According to the Centers for Disease Control and Prevention (CDC), over 7 percent of children between the ages of 3 and 17 are diagnosed with anxiety. A recent study found that there were significant increases in diagnosed anxiety and depression among children between 2016 and 2020. 

While some level of anxiety is normal and healthy, it can become disruptive to a child’s life when it’s more pronounced and persistent in their daily life. The following signs can indicate that your child is experiencing more anxiety than usual and may benefit from a mental health screening:

  • Eating too much or too little
  • Sleeping more or less than usual
  • Falling grades
  • Relationship changes
  • Irritability
  • Anger
  • Sensitivity to criticism
  • A loss of interest in activities
  • Physical symptoms, like headache or stomach aches
  • Problems separating from caregivers and resistance to going to school or sleeping alone

If a child’s screening prompts more intervention due to a higher risk of developing anxiety, a psychotherapist or counselor will most likely be recommended as a next step. Pediatricians can often refer parents to mental health providers, and there are also some low-cost and child-centered options for families seeking therapy.

Supporting a child with anxiety

If your child is determined to have an anxiety disorder, there’s no need to panic. Kids with anxiety can learn to manage their symptoms and minimize their daily distress from anxiety through therapy and plenty of healthy coping skills. To support a child living with an anxiety disorder, parents can prepare themselves with some reassuring and calming things to say to kids during their high-stress moments, such as, “Which calm-down tool should we try?” or “Let’s make a list of good things.” 

For older kids and teens who are struggling with anxiety, there are some more age-targeted approaches to supporting their mental health. You can start by equipping their phone or tablet with some mental health apps like Calm Harm or Wysa. You can also have them add mental health emergency numbers to their phone, like the NAMI Helpline, or the Crisis Text Line (741741).
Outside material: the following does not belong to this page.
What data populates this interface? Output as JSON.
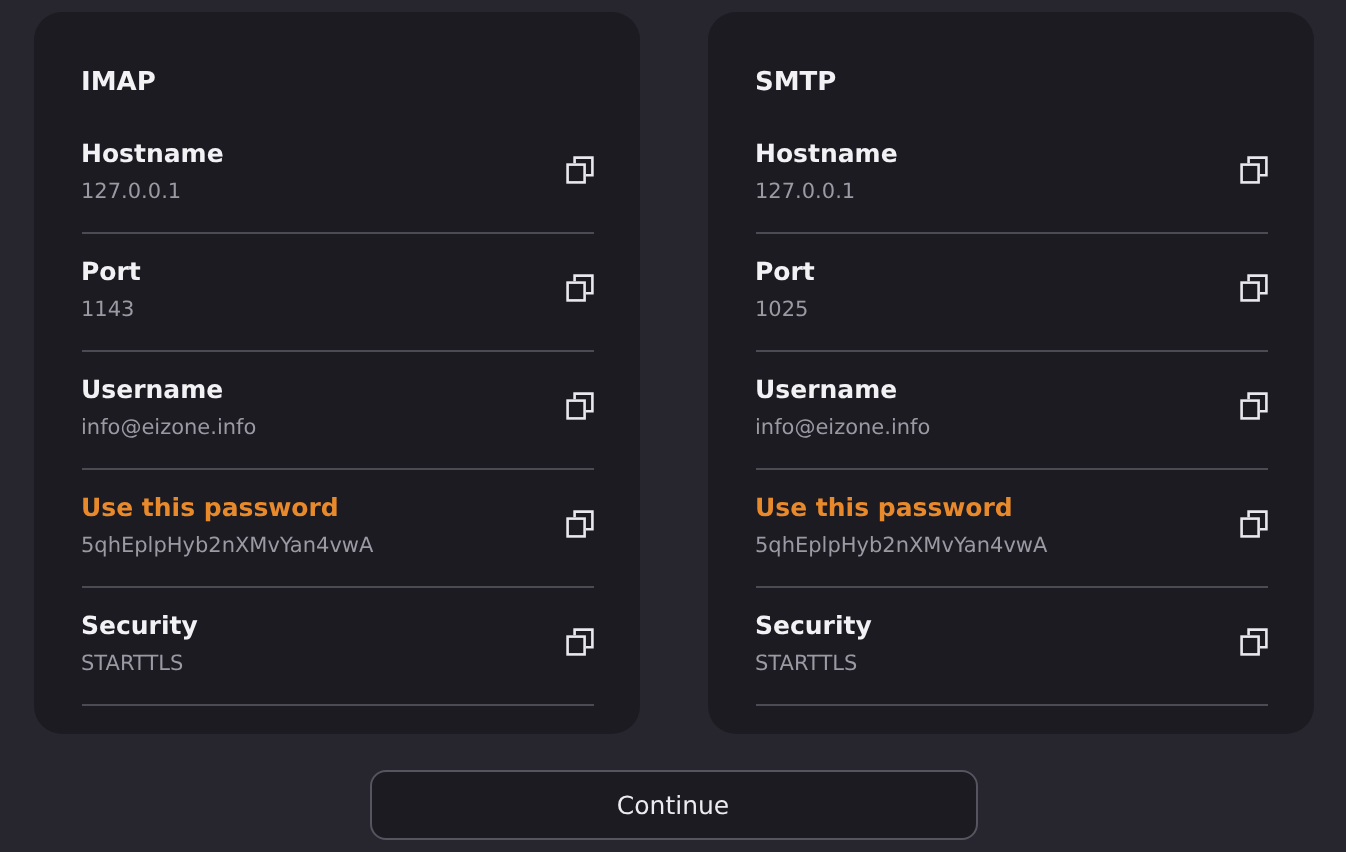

Checking in regularly with your child can help you get ahead of any mental health challenges they may experience. Keep communication open with them about any persistent fears or worries they have, and if you notice that their stress level seems higher than usual, think about instituting a mental health day. There are lots of fun mental health activities for kids of all ages that can boost their mood on a tough day.


Dealing with school closures, childcare issues, or other challenges related to coronavirus? Find support, advice, activities to keep kids entertained, learning opportunities and more in our Coronavirus Parents: Parenting in a Pandemic Facebook Group.

For ongoing updates on coronavirus-related issues and questions that impact children and families, please find additional resources here.




Mckenna Saady is a staff writer and digital content lead for ParentsTogether. Before working for nonprofits such as the Human Rights Campaign and United Way, Mckenna spent nearly a decade as a child care provider and Pre-K teacher. Originally from Richmond, VA, she now lives in Philadelphia and writes poetry, fiction, and children’s literature in her spare time.